Exercise brief
Return the data below in full. Keep each character unchanged.

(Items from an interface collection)
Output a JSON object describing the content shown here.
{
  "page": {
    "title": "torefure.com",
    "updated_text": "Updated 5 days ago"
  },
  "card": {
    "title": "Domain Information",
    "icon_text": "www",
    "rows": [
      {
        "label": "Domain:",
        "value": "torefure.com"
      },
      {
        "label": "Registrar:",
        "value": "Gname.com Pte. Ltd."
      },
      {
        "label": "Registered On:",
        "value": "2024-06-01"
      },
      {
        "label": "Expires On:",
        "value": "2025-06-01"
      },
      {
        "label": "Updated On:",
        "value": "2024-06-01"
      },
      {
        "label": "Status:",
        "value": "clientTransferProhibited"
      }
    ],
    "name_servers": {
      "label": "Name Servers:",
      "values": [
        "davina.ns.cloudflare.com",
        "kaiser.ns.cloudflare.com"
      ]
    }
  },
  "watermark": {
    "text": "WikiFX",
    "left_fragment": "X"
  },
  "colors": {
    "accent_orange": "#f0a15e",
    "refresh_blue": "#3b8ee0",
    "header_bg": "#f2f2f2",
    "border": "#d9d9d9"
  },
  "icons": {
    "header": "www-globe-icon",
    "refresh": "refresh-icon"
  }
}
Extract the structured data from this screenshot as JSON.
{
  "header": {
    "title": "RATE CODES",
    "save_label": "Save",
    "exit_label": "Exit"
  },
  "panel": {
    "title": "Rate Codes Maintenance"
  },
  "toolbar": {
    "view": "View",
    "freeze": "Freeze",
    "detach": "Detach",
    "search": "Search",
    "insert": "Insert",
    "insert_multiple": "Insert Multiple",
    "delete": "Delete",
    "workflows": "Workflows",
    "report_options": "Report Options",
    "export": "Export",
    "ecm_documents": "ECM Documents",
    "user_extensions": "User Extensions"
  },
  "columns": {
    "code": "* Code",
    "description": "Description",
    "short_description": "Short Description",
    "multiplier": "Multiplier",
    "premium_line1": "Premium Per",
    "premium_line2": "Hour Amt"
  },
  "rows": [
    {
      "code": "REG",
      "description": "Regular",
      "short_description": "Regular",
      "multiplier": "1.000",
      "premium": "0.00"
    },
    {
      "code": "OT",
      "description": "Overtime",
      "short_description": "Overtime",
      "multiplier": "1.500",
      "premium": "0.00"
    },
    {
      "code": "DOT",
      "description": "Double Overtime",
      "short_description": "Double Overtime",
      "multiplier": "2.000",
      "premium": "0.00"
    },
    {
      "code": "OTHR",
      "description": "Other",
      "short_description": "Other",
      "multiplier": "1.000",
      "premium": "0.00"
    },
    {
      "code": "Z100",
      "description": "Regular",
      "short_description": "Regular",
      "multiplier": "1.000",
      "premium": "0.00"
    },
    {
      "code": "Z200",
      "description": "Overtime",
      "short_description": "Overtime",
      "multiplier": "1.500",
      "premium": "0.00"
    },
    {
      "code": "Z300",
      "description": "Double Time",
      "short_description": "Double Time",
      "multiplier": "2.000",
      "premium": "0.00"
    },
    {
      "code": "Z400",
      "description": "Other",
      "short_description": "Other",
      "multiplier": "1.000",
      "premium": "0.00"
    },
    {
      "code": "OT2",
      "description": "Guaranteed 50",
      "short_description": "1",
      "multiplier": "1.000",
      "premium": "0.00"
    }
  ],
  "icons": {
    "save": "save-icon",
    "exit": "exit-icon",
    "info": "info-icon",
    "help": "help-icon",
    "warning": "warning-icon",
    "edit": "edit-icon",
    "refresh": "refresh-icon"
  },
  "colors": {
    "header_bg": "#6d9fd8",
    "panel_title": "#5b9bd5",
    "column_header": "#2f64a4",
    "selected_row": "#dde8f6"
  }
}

Worked solution
Output a JSON object describing the content shown here.
{
  "page": {
    "title": "torefure.com",
    "updated_text": "Updated 5 days ago"
  },
  "card": {
    "title": "Domain Information",
    "icon_text": "www",
    "rows": [
      {
        "label": "Domain:",
        "value": "torefure.com"
      },
      {
        "label": "Registrar:",
        "value": "Gname.com Pte. Ltd."
      },
      {
        "label": "Registered On:",
        "value": "2024-06-01"
      },
      {
        "label": "Expires On:",
        "value": "2025-06-01"
      },
      {
        "label": "Updated On:",
        "value": "2024-06-01"
      },
      {
        "label": "Status:",
        "value": "clientTransferProhibited"
      }
    ],
    "name_servers": {
      "label": "Name Servers:",
      "values": [
        "davina.ns.cloudflare.com",
        "kaiser.ns.cloudflare.com"
      ]
    }
  },
  "watermark": {
    "text": "WikiFX",
    "left_fragment": "X"
  },
  "colors": {
    "accent_orange": "#f0a15e",
    "refresh_blue": "#3b8ee0",
    "header_bg": "#f2f2f2",
    "border": "#d9d9d9"
  },
  "icons": {
    "header": "www-globe-icon",
    "refresh": "refresh-icon"
  }
}
Extract the structured data from this screenshot as JSON.
{
  "header": {
    "title": "RATE CODES",
    "save_label": "Save",
    "exit_label": "Exit"
  },
  "panel": {
    "title": "Rate Codes Maintenance"
  },
  "toolbar": {
    "view": "View",
    "freeze": "Freeze",
    "detach": "Detach",
    "search": "Search",
    "insert": "Insert",
    "insert_multiple": "Insert Multiple",
    "delete": "Delete",
    "workflows": "Workflows",
    "report_options": "Report Options",
    "export": "Export",
    "ecm_documents": "ECM Documents",
    "user_extensions": "User Extensions"
  },
  "columns": {
    "code": "* Code",
    "description": "Description",
    "short_description": "Short Description",
    "multiplier": "Multiplier",
    "premium_line1": "Premium Per",
    "premium_line2": "Hour Amt"
  },
  "rows": [
    {
      "code": "REG",
      "description": "Regular",
      "short_description": "Regular",
      "multiplier": "1.000",
      "premium": "0.00"
    },
    {
      "code": "OT",
      "description": "Overtime",
      "short_description": "Overtime",
      "multiplier": "1.500",
      "premium": "0.00"
    },
    {
      "code": "DOT",
      "description": "Double Overtime",
      "short_description": "Double Overtime",
      "multiplier": "2.000",
      "premium": "0.00"
    },
    {
      "code": "OTHR",
      "description": "Other",
      "short_description": "Other",
      "multiplier": "1.000",
      "premium": "0.00"
    },
    {
      "code": "Z100",
      "description": "Regular",
      "short_description": "Regular",
      "multiplier": "1.000",
      "premium": "0.00"
    },
    {
      "code": "Z200",
      "description": "Overtime",
      "short_description": "Overtime",
      "multiplier": "1.500",
      "premium": "0.00"
    },
    {
      "code": "Z300",
      "description": "Double Time",
      "short_description": "Double Time",
      "multiplier": "2.000",
      "premium": "0.00"
    },
    {
      "code": "Z400",
      "description": "Other",
      "short_description": "Other",
      "multiplier": "1.000",
      "premium": "0.00"
    },
    {
      "code": "OT2",
      "description": "Guaranteed 50",
      "short_description": "1",
      "multiplier": "1.000",
      "premium": "0.00"
    }
  ],
  "icons": {
    "save": "save-icon",
    "exit": "exit-icon",
    "info": "info-icon",
    "help": "help-icon",
    "warning": "warning-icon",
    "edit": "edit-icon",
    "refresh": "refresh-icon"
  },
  "colors": {
    "header_bg": "#6d9fd8",
    "panel_title": "#5b9bd5",
    "column_header": "#2f64a4",
    "selected_row": "#dde8f6"
  }
}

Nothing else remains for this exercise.